Flowers could be responsible for
spreading BSE — Deallar
By Boyd Champness
THE common daisy and other flowers could be responsible for making British cattle more susceptible to the BSE agent, the BSE inquiry heard today.
Scientists have discovered there are 17 flowers and plants prevalent on UK farms with high levels of natural chemicals in their leaves – called alkaloidal glycosidase inhibitors (AGIs) – which could be responsible for inducing the BSE disease.
Scientists suspect that these AGIs somehow effect the sugars which are attached to the prion protein cells in the brains of cattle – speeding the take-up of the disease.

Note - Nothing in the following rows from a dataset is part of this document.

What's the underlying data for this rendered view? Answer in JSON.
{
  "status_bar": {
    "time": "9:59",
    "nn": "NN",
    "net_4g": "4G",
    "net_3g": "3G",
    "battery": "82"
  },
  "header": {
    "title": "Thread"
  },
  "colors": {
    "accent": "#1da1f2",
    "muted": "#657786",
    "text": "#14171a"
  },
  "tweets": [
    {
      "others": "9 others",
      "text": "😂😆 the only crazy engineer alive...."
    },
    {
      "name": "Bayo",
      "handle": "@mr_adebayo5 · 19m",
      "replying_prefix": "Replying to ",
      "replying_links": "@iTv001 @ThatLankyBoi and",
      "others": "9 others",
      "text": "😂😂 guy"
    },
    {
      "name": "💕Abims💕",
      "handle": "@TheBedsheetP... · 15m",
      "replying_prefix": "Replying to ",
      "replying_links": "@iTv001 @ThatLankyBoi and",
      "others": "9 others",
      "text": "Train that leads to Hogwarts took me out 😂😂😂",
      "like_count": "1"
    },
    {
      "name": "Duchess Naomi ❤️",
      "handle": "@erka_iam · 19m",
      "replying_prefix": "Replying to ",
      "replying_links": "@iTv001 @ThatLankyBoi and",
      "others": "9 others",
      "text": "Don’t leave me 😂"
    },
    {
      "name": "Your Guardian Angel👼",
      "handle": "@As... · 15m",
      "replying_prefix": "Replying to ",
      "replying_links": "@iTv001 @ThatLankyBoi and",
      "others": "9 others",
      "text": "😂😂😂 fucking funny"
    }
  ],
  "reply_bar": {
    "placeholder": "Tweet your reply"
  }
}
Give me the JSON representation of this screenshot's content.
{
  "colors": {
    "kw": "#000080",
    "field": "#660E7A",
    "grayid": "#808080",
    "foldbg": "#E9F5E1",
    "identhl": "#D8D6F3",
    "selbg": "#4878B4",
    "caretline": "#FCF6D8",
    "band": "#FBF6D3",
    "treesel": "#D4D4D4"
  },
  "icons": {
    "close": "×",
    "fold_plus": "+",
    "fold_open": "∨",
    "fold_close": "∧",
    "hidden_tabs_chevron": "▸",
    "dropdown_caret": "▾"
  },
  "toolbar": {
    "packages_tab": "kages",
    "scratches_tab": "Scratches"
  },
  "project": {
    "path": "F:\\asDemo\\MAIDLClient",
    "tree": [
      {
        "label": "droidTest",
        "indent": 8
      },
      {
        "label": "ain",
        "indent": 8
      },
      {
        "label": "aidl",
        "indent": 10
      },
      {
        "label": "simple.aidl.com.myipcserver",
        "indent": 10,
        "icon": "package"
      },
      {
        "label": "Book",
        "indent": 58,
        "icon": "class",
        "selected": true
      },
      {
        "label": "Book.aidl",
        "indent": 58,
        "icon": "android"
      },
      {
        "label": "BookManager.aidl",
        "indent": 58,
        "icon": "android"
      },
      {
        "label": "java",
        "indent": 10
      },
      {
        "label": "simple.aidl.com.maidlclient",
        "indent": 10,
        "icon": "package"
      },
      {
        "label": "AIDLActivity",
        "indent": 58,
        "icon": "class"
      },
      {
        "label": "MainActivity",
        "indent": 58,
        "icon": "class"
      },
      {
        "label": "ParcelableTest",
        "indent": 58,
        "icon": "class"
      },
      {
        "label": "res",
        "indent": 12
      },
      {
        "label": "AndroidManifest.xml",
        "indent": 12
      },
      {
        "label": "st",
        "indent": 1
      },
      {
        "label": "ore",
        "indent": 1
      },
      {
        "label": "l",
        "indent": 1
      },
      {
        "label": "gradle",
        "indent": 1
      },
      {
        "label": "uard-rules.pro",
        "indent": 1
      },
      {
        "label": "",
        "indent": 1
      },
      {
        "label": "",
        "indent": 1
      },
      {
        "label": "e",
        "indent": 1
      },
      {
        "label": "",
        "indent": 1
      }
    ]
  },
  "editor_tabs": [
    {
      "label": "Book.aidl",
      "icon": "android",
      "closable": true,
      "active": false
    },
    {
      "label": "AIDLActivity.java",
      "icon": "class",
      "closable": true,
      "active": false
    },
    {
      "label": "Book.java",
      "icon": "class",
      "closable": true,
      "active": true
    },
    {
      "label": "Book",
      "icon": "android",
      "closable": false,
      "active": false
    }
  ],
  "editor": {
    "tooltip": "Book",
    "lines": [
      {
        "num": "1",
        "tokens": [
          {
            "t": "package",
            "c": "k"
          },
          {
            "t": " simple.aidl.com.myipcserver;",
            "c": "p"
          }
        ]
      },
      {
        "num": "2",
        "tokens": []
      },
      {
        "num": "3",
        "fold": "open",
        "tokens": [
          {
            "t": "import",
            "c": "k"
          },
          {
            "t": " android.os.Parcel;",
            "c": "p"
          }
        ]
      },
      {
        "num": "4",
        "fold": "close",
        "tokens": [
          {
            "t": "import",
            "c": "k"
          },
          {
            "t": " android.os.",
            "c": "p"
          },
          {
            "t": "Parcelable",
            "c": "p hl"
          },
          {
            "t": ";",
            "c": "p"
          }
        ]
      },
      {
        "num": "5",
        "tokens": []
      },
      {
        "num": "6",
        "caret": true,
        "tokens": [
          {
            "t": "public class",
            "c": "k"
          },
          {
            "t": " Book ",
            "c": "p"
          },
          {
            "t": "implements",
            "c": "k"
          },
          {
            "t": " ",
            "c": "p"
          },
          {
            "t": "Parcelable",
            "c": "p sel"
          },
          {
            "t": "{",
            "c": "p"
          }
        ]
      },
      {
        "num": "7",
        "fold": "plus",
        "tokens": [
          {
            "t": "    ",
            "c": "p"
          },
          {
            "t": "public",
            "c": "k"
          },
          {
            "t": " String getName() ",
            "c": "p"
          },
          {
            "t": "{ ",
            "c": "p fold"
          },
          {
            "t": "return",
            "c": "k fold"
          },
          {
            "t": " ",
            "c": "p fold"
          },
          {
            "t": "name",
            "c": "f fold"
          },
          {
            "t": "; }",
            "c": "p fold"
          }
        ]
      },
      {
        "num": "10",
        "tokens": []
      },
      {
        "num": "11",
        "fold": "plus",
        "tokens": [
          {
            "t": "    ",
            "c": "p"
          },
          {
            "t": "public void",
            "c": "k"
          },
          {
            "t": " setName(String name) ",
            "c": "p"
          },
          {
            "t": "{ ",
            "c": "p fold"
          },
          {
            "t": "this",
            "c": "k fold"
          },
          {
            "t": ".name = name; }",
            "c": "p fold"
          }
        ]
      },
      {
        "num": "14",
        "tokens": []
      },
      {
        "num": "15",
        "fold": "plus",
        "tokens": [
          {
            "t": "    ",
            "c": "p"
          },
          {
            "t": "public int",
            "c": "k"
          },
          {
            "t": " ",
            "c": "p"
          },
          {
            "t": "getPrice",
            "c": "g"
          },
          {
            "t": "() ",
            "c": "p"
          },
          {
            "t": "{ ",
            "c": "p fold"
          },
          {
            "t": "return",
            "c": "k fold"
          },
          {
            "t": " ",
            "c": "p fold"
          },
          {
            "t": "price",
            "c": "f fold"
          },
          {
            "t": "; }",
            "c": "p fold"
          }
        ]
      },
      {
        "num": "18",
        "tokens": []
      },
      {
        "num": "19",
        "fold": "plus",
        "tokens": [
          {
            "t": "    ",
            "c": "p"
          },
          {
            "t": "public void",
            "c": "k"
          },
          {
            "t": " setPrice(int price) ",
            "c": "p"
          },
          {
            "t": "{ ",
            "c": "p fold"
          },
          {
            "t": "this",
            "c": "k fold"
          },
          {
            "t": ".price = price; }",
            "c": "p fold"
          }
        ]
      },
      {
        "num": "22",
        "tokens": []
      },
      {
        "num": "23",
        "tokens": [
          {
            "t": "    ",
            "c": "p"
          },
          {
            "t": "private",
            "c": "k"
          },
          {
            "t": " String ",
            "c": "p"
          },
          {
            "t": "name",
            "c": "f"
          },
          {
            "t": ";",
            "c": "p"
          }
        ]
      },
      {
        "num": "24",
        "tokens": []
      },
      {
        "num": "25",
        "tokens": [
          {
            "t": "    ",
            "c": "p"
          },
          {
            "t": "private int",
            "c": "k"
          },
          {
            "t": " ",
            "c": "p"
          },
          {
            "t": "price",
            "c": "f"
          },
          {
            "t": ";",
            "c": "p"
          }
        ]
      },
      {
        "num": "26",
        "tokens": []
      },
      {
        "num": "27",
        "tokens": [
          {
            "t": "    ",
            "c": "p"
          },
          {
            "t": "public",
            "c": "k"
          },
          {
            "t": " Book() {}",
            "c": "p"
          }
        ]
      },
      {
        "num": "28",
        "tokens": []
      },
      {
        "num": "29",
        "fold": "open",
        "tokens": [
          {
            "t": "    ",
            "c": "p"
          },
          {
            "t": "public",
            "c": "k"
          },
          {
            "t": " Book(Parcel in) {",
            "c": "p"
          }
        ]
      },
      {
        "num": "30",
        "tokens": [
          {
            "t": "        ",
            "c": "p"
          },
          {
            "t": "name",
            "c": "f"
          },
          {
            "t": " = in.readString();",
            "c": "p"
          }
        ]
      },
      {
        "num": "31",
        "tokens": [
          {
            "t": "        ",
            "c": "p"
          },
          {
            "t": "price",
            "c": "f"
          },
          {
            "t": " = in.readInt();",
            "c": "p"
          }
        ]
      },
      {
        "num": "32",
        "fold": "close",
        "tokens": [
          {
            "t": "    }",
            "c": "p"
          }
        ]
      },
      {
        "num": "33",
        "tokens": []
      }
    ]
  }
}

This would explain why the disease hit epidemic proportions in the UK and not in other countries where cattle were also raised on meat and bone meal (MBM).
Speaking to the inquiry today, controversial microbiologist Stephen Dealler said this was one of the many research projects worthy of Government funding but had been ignored by Government.
Research into this theory is still continuing at the University of Oxford and at the Institute for Grassland Research (IGER) in Aberystwyth, but thanks to a small team of scientists who are carrying out work without grants, he said.
Dr Dealler was very critical of how MAFF and SEAC – the Governments BSE advisory body – handled the crisis in the early 1990s.
He said important information and theories unearthed by Prof Richard Lacey and himself were simply ignored by MAFF and SEAC. He accused MAFF of all sorts of wrong-doings, including not permitting adequate samples of BSE brain tissue to be given to researchers for testing.
Often criticised for making outrageous comments and seeking publicity, Dr Dealler said approaching the media was the only way he could get his message across.
“Incredible attempts were made early on to do things through official channels,” he said.
He said he only approached the media in 1993 after his paper Current and Future Dimensions of the Epidemic of BSE was totally dismissed by MAFF and SEAC. The paper suggested that the level of infectivity in cattle was higher than either body had predicted.